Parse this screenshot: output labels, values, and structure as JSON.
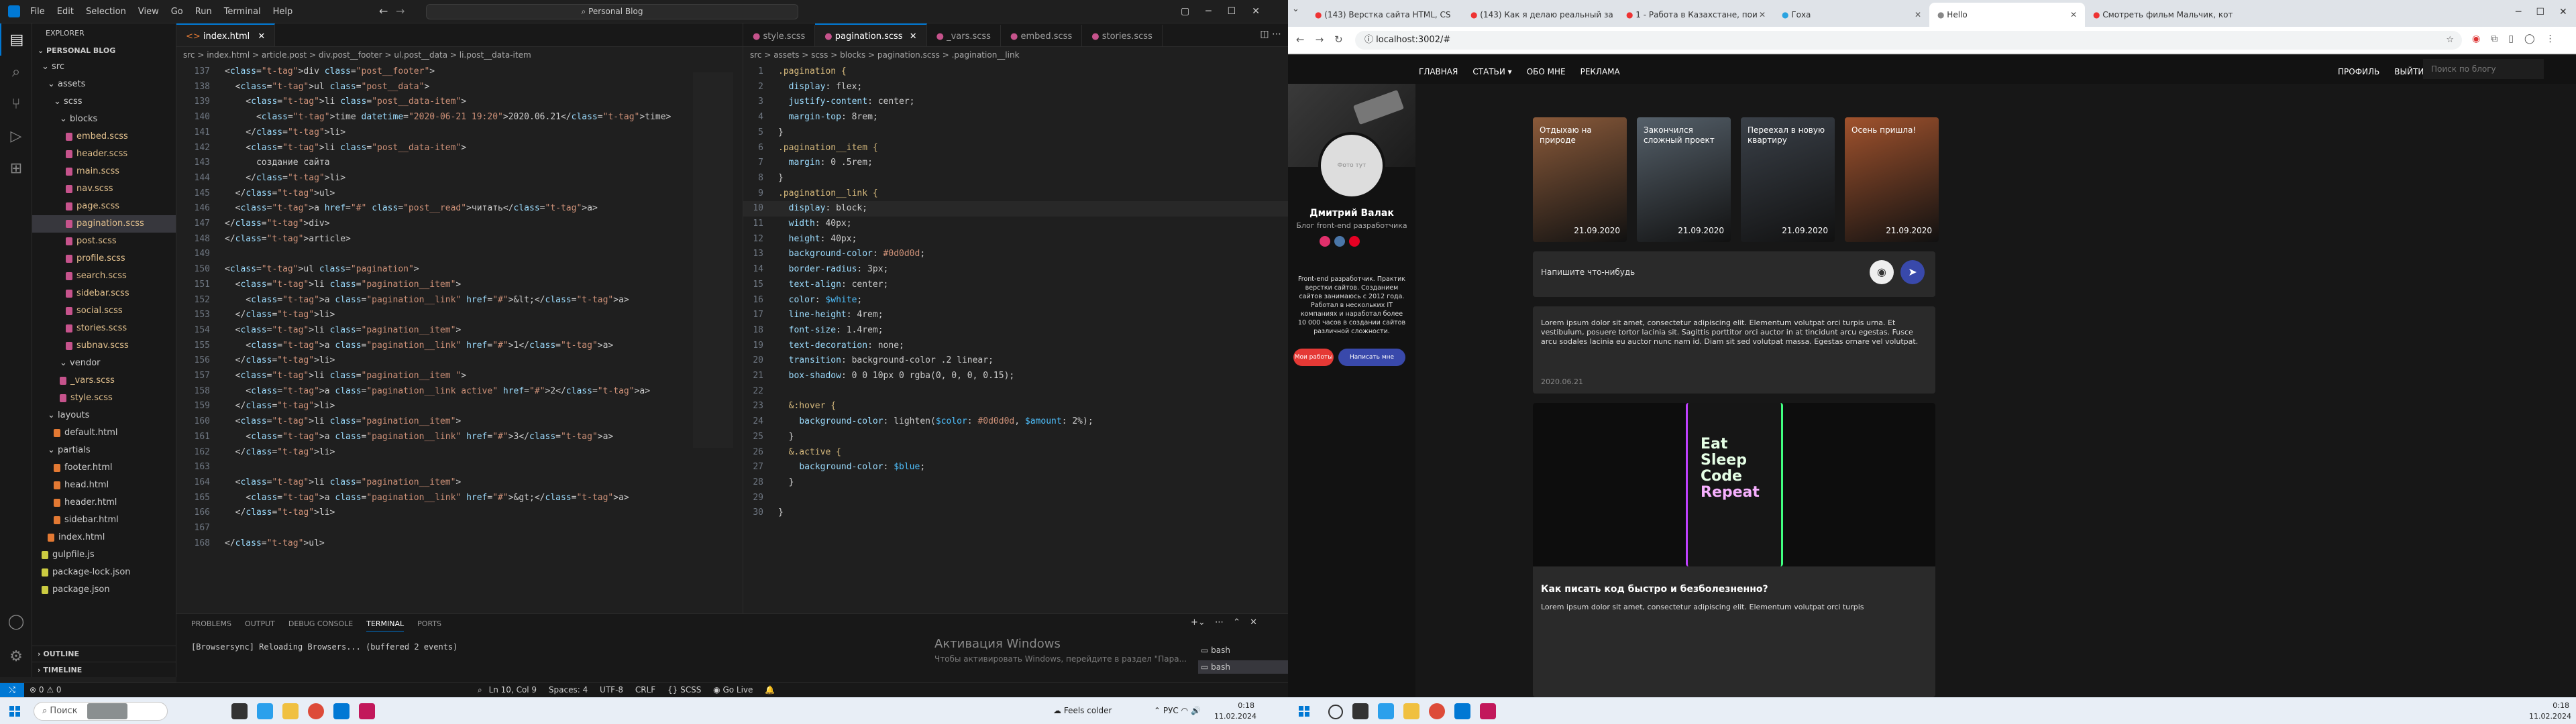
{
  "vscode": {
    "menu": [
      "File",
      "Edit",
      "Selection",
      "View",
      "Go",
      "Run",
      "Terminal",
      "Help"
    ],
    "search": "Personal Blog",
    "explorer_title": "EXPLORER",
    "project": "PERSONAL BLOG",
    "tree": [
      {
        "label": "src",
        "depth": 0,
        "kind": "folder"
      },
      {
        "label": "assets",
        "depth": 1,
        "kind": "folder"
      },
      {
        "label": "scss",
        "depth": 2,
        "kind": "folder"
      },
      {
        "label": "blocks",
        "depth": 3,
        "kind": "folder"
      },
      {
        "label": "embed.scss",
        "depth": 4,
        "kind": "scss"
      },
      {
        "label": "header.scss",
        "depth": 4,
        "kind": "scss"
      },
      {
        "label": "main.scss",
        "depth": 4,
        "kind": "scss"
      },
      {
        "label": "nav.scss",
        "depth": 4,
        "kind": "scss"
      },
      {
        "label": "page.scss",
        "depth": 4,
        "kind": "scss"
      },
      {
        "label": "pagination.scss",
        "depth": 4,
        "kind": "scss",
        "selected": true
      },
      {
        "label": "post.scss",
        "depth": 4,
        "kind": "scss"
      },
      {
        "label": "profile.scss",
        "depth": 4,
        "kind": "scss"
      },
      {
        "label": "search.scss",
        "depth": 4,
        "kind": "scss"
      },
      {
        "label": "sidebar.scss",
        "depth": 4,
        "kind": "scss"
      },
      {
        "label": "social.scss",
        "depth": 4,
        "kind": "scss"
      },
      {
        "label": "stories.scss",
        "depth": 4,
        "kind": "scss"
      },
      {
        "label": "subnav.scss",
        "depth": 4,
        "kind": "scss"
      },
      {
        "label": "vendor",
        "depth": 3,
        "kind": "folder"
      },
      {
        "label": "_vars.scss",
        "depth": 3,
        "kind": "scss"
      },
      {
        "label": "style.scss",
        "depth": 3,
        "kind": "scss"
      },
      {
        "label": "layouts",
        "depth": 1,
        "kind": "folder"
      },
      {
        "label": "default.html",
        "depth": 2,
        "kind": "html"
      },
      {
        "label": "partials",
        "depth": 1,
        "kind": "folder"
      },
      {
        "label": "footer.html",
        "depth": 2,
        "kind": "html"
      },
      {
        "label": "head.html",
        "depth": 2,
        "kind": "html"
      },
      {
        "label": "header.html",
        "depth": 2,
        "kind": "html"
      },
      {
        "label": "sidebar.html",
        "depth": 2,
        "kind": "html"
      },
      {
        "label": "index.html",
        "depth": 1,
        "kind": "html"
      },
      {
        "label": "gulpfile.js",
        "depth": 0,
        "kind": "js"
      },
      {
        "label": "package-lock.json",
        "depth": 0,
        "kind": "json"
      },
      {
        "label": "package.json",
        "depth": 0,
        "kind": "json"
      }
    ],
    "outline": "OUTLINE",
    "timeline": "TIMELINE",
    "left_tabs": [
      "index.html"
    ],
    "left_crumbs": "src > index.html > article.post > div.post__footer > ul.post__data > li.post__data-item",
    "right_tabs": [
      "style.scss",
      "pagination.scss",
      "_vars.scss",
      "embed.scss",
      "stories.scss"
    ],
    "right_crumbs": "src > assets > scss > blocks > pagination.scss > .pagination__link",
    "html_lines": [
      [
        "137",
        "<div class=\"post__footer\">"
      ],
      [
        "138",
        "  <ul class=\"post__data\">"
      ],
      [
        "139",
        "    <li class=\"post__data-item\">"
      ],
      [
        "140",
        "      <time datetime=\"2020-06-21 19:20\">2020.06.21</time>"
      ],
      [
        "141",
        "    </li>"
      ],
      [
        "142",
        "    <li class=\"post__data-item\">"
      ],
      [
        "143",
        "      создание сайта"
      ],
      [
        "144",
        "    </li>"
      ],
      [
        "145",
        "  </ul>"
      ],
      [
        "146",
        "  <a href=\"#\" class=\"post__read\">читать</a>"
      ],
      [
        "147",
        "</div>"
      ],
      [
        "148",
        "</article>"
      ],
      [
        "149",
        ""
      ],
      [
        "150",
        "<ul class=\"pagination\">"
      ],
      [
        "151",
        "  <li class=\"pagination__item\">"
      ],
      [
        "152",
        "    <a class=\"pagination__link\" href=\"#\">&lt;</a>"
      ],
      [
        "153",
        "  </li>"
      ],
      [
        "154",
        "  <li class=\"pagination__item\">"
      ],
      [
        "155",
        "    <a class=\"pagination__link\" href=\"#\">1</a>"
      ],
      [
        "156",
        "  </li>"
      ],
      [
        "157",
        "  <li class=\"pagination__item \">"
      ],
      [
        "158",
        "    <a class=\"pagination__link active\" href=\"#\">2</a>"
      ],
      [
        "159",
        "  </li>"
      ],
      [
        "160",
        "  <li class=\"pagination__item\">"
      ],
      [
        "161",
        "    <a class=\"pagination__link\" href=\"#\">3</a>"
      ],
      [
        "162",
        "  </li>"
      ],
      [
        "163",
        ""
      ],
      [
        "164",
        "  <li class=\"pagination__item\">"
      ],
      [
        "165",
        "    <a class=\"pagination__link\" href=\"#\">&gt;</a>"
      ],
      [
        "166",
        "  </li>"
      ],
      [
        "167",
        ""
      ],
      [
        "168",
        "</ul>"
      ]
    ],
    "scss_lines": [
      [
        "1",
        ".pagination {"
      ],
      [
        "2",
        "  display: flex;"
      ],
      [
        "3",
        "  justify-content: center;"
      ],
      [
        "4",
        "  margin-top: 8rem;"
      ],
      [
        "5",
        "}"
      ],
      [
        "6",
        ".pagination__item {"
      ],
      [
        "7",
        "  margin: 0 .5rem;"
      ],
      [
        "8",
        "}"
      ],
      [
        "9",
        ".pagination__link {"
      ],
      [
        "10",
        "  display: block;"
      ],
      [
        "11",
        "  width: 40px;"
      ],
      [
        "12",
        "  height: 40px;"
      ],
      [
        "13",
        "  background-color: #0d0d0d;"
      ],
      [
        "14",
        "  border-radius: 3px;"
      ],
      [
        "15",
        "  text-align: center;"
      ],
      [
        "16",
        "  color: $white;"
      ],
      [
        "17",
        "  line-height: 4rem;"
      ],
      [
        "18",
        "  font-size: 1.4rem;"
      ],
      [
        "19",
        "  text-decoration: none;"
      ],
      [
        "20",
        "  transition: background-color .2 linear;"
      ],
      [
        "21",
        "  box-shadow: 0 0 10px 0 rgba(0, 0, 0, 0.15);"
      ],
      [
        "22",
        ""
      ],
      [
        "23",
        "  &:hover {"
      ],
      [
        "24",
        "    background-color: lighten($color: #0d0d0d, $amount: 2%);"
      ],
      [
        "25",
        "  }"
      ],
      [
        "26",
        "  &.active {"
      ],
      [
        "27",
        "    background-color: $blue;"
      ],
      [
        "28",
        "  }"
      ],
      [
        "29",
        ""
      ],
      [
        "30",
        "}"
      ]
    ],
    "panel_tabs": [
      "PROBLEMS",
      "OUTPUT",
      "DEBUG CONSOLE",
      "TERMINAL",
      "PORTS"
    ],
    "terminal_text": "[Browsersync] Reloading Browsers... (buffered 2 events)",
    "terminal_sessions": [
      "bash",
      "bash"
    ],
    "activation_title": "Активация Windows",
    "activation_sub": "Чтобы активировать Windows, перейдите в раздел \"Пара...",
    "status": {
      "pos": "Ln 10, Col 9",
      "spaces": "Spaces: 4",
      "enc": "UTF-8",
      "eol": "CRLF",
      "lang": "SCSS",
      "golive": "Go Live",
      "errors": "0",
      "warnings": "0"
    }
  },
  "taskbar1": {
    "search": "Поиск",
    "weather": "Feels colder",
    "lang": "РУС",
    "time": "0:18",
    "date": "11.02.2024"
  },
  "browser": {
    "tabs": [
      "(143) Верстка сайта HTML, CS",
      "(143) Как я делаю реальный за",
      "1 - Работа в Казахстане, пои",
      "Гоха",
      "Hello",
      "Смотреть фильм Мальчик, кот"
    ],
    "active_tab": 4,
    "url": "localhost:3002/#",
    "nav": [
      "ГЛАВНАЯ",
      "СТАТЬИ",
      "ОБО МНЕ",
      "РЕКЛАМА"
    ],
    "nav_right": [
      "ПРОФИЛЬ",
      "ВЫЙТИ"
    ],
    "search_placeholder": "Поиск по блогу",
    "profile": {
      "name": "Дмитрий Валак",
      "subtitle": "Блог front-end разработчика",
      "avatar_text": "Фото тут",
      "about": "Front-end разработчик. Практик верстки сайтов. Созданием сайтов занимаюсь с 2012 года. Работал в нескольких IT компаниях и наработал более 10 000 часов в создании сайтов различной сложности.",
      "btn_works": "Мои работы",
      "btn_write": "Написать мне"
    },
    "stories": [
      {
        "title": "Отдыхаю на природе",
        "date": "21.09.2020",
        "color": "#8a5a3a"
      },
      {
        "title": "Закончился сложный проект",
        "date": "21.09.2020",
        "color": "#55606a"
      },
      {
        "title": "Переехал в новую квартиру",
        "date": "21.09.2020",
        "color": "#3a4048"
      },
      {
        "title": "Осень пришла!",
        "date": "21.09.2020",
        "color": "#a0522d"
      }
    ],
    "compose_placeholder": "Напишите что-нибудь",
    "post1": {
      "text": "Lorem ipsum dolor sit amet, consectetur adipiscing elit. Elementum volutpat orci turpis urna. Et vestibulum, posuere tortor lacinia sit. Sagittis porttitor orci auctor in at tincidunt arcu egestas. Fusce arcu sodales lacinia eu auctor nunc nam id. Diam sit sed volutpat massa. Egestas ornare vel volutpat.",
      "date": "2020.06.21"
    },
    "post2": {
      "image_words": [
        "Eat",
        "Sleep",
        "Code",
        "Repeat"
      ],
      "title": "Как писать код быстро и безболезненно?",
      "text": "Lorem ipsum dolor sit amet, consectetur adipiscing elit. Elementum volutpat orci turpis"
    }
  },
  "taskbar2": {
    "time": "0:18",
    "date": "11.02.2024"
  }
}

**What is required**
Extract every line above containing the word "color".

**Answer to the problem**
        "  background-color: #0d0d0d;"
        "  color: $white;"
        "  transition: background-color .2 linear;"
        "    background-color: lighten($color: #0d0d0d, $amount: 2%);"
        "    background-color: $blue;"
        "color": "#8a5a3a"
        "color": "#55606a"
        "color": "#3a4048"
        "color": "#a0522d"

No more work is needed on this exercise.